_PROBLEM_:
Find how many lines of the following entries contain "Original". Reply with the number alone.

(Entries from a dataset of interfaces)
··········
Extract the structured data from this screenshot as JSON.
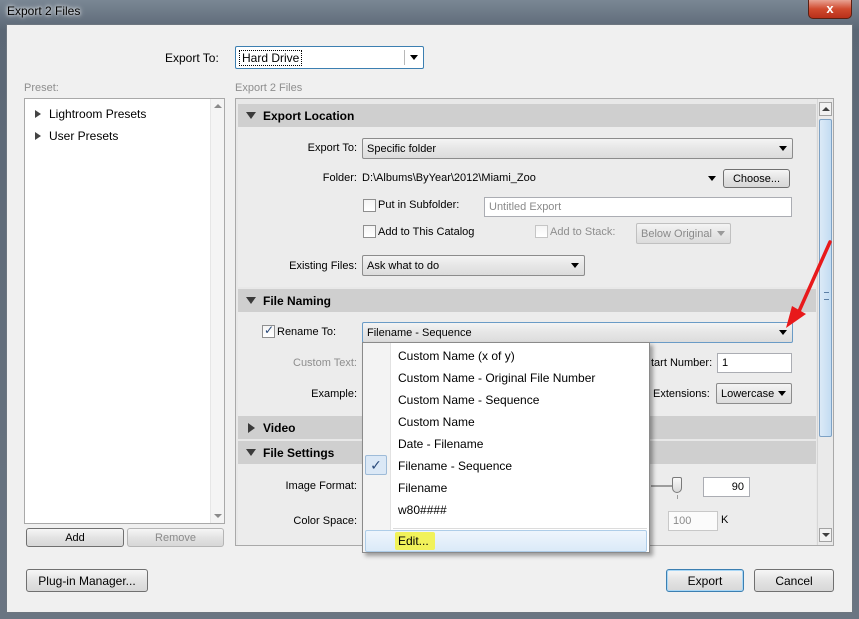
{
  "window": {
    "title": "Export 2 Files",
    "close_glyph": "x"
  },
  "export_to": {
    "label": "Export To:",
    "value": "Hard Drive"
  },
  "preset": {
    "label": "Preset:",
    "items": [
      {
        "label": "Lightroom Presets"
      },
      {
        "label": "User Presets"
      }
    ],
    "add_label": "Add",
    "remove_label": "Remove"
  },
  "main": {
    "heading": "Export 2 Files",
    "export_location": {
      "title": "Export Location",
      "export_to_label": "Export To:",
      "export_to_value": "Specific folder",
      "folder_label": "Folder:",
      "folder_path": "D:\\Albums\\ByYear\\2012\\Miami_Zoo",
      "choose_label": "Choose...",
      "subfolder_label": "Put in Subfolder:",
      "subfolder_placeholder": "Untitled Export",
      "add_catalog_label": "Add to This Catalog",
      "add_stack_label": "Add to Stack:",
      "stack_value": "Below Original",
      "existing_files_label": "Existing Files:",
      "existing_files_value": "Ask what to do"
    },
    "file_naming": {
      "title": "File Naming",
      "rename_label": "Rename To:",
      "rename_value": "Filename - Sequence",
      "custom_text_label": "Custom Text:",
      "start_number_label": "tart Number:",
      "start_number_value": "1",
      "example_label": "Example:",
      "extensions_label": "Extensions:",
      "extensions_value": "Lowercase"
    },
    "video": {
      "title": "Video"
    },
    "file_settings": {
      "title": "File Settings",
      "image_format_label": "Image Format:",
      "quality_value": "90",
      "color_space_label": "Color Space:",
      "limit_value": "100",
      "limit_unit": "K"
    }
  },
  "rename_dropdown": {
    "options": [
      {
        "label": "Custom Name (x of y)"
      },
      {
        "label": "Custom Name - Original File Number"
      },
      {
        "label": "Custom Name - Sequence"
      },
      {
        "label": "Custom Name"
      },
      {
        "label": "Date - Filename"
      },
      {
        "label": "Filename - Sequence"
      },
      {
        "label": "Filename"
      },
      {
        "label": "w80####"
      }
    ],
    "selected_index": 5,
    "check_glyph": "✓",
    "edit_label": "Edit..."
  },
  "footer": {
    "plugin_manager_label": "Plug-in Manager...",
    "export_label": "Export",
    "cancel_label": "Cancel"
  },
  "colors": {
    "annotation_arrow": "#e8191b",
    "edit_highlight": "#f1f25a"
  }
}
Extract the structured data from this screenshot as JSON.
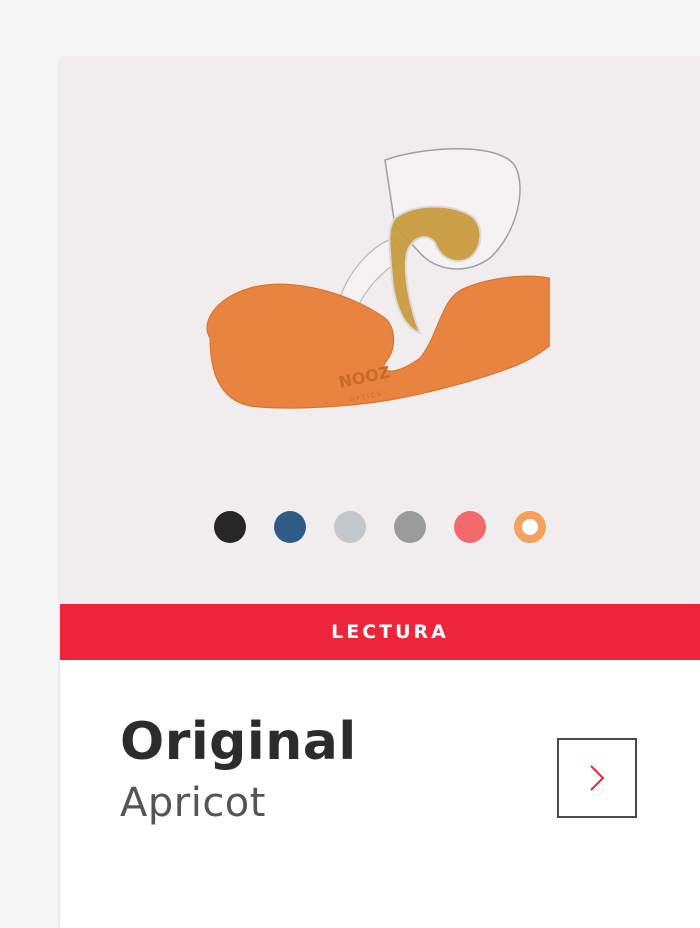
{
  "card": {
    "category_label": "LECTURA",
    "title": "Original",
    "subtitle": "Apricot",
    "image_logo_text": "NOOZ",
    "image_logo_subtext": "OPTICS"
  },
  "swatches": [
    {
      "name": "black",
      "color": "#262626",
      "selected": false
    },
    {
      "name": "blue",
      "color": "#2f5b87",
      "selected": false
    },
    {
      "name": "light-grey",
      "color": "#c2c8ce",
      "selected": false
    },
    {
      "name": "grey",
      "color": "#9a9c9c",
      "selected": false
    },
    {
      "name": "coral",
      "color": "#f26a6c",
      "selected": false
    },
    {
      "name": "apricot",
      "color": "#f5a05c",
      "selected": true
    }
  ],
  "colors": {
    "accent": "#ee233c",
    "product_case": "#e8843f",
    "background": "#f1ecee"
  },
  "icons": {
    "next": "chevron-right-icon"
  }
}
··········
_TASK RESPONSE_:
3